With the desire to rebuild also comes concerns about gentrification.
Community Sketchbook focuses on the economic and social challenges facing communities, especially low-income communities and communities of color, and how people are trying to address them.
It is made possible by sponsorship support from The Minneapolis Foundation.
Community Sketchbook articles may be republished or distributed, in print or online, with credit to MinnPost and the foundation.
From 38th and Chicago to a nursing home on 56th and S. Lyndale, these scenes recall the historic nature of 2020 in our city.
The 550 portraits of Minneapolitans and St. Paulites at the heart of “Front Porch Portraits” make for an enduring testament to these cloistered and muted times.
The hope is to eventually exhibit the murals that were removed when the U.S. Postal Service took over the former site of Minneapolis’ Lake Street Kmart.
Kunesh, who founded the organization Pehin Haha to advocated for Native communities, is delivering the keynote address at this week’s Center for Economic Inclusion’s virtual event, “2020 Powering Inclusion Summit, Marching For Racial Equity and Economic Justice.”
This year’s honorees — Valerie Castile, Leslie Redmond, Resmaa Menakem and Alex Miles — will be accepting their awards virtually.
“Now that money is flowing when it historically hasn’t, people want to know ‘Where’s the money going to?’” said Tracey Webb, founder of Black Benefactors.
The day came with added significance and relevance, set as it was to a backdrop of worldwide protests; calls for police reform; challenges to financial, governmental, and cultural institutions to promote equality and equity; and Gov. Tim Walz pushing to declare it a state holiday.
In the weeks since the Floyd killing, Bryant has become a fixture among a group of neighbors in Powderhorn.
In 2018 Black founded the center, which works to combat economic and social racism, and whose clients and partners include Ramsey County, JPMorgan Chase & Co., and the Itasca Project. She wants to speed up the pace of change.
When Lake Street was a narrow dirt road beyond the Minneapolis city limits, a scattering of homes and businesses sprung up around a small industrial firm, Minneapolis Harvester Works, established at the intersection of Lake and Hiawatha in 1882.
Michelle Gross has been a police accountability activist for 40 years, but she’s never seen the kind of intensity that exploded around the death of George Floyd.

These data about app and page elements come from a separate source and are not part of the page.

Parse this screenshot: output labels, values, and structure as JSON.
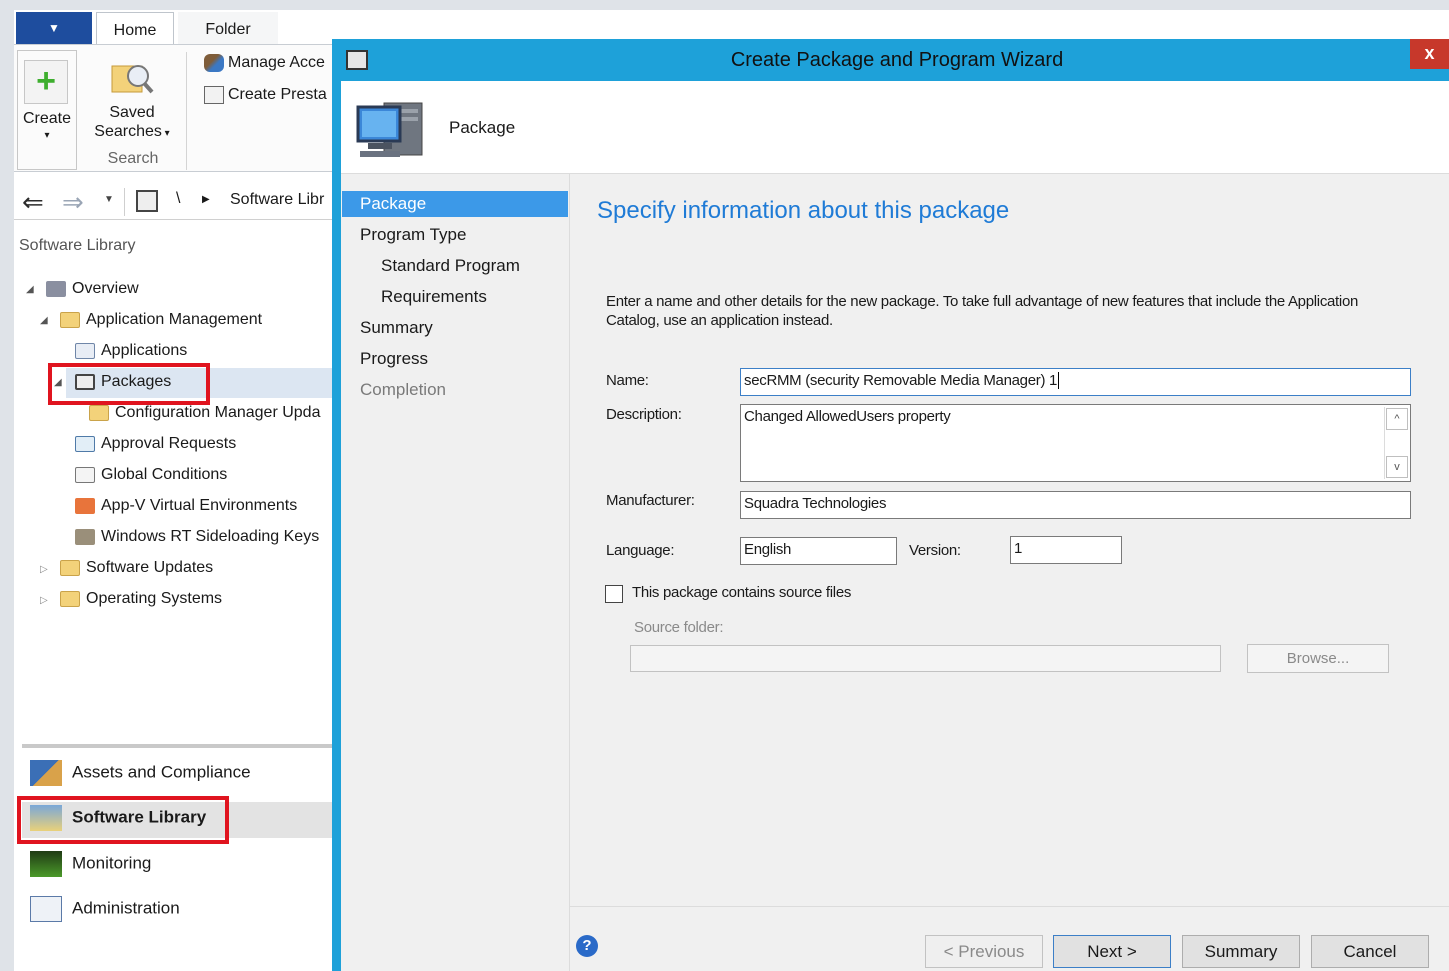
{
  "ribbon": {
    "tabs": [
      "Home",
      "Folder"
    ],
    "create_label": "Create",
    "saved_searches_label_1": "Saved",
    "saved_searches_label_2": "Searches",
    "search_group_label": "Search",
    "manage_access_label": "Manage Acce",
    "create_prestage_label": "Create Presta"
  },
  "navbar": {
    "path_root": "\\",
    "path_item": "Software Libr"
  },
  "tree": {
    "title": "Software Library",
    "items": [
      {
        "label": "Overview",
        "icon": "overview-icon"
      },
      {
        "label": "Application Management",
        "icon": "folder-icon"
      },
      {
        "label": "Applications",
        "icon": "applications-icon"
      },
      {
        "label": "Packages",
        "icon": "package-icon"
      },
      {
        "label": "Configuration Manager Upda",
        "icon": "folder-icon"
      },
      {
        "label": "Approval Requests",
        "icon": "approval-requests-icon"
      },
      {
        "label": "Global Conditions",
        "icon": "global-conditions-icon"
      },
      {
        "label": "App-V Virtual Environments",
        "icon": "appv-icon"
      },
      {
        "label": "Windows RT Sideloading Keys",
        "icon": "keys-icon"
      },
      {
        "label": "Software Updates",
        "icon": "folder-icon"
      },
      {
        "label": "Operating Systems",
        "icon": "folder-icon"
      }
    ]
  },
  "workspaces": [
    {
      "label": "Assets and Compliance",
      "icon": "assets-icon"
    },
    {
      "label": "Software Library",
      "icon": "software-library-icon"
    },
    {
      "label": "Monitoring",
      "icon": "monitoring-icon"
    },
    {
      "label": "Administration",
      "icon": "administration-icon"
    }
  ],
  "wizard": {
    "title": "Create Package and Program Wizard",
    "close_label": "x",
    "header_label": "Package",
    "steps": [
      {
        "label": "Package",
        "state": "active"
      },
      {
        "label": "Program Type",
        "state": "normal"
      },
      {
        "label": "Standard Program",
        "state": "sub"
      },
      {
        "label": "Requirements",
        "state": "sub"
      },
      {
        "label": "Summary",
        "state": "normal"
      },
      {
        "label": "Progress",
        "state": "normal"
      },
      {
        "label": "Completion",
        "state": "dim"
      }
    ],
    "heading": "Specify information about this package",
    "description": "Enter a name and other details for the new package. To take full advantage of new features that include the Application Catalog, use an application instead.",
    "fields": {
      "name_label": "Name:",
      "name_value": "secRMM (security Removable Media Manager) 1",
      "description_label": "Description:",
      "description_value": "Changed AllowedUsers property",
      "manufacturer_label": "Manufacturer:",
      "manufacturer_value": "Squadra Technologies",
      "language_label": "Language:",
      "language_value": "English",
      "version_label": "Version:",
      "version_value": "1",
      "source_checkbox_label": "This package contains source files",
      "source_checked": false,
      "source_folder_label": "Source folder:",
      "source_folder_value": "",
      "browse_label": "Browse..."
    },
    "buttons": {
      "previous": "< Previous",
      "next": "Next >",
      "summary": "Summary",
      "cancel": "Cancel"
    },
    "help_icon": "help-icon"
  },
  "colors": {
    "wizard_accent": "#1ea1d9",
    "active_step": "#3c99e8",
    "heading": "#1f7bd6",
    "highlight_box": "#e0141f",
    "close_button": "#c7382b"
  }
}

Restaurant action was spotty, but a few diners and drinkers took advantage of the gorgeous summer weather to sit, socially distanced, on local patios.
The workweek started Monday with the death of George Floyd at the hands of the Minneapolis Police outside of Cup Foods on 38th and Chicago and ended Friday with Lake Street in flames and an ongoing vigil outside Cup.
The sidewalk outside Mount Olivet is filled with chalked messages of support. Across the street, the marquee of the F45 fitness club reads on one side, “Distance Is Temporary Community Is Forever,” and “Thank You MT Olivet Staff You Are Heroes” on the other.
“We’re trying to go out and say, ‘I see that you have a need, and I’m going to jump ahead and give you a solution to this need,’” said Emily Fulton-Foley, executive director.
An online map is tracking Little Free Libraries whose owners are stocking their kiosks with food, toys, puzzles, household items, and masks.
MinnPost talked to people on the streets of Minneapolis and St. Paul on Monday — practicing social distancing of 6 feet apart all the while — about how the coronavirus pandemic has impacted their lives.
“We wanted to start a place that was accessible to everybody, regardless of age, income, physical ability, or skill level,” said co-founder Ellie Fregni. “We wanted to eliminate the barriers to participating in a music program.”
A group of about 100 poets, artists, and writers that make up Mehfil-ae-Minneapolis took to a stage in Chaska to “promote and advance the rich Indian and Pakistani traditions of kavi sammelans and mushairas (poems).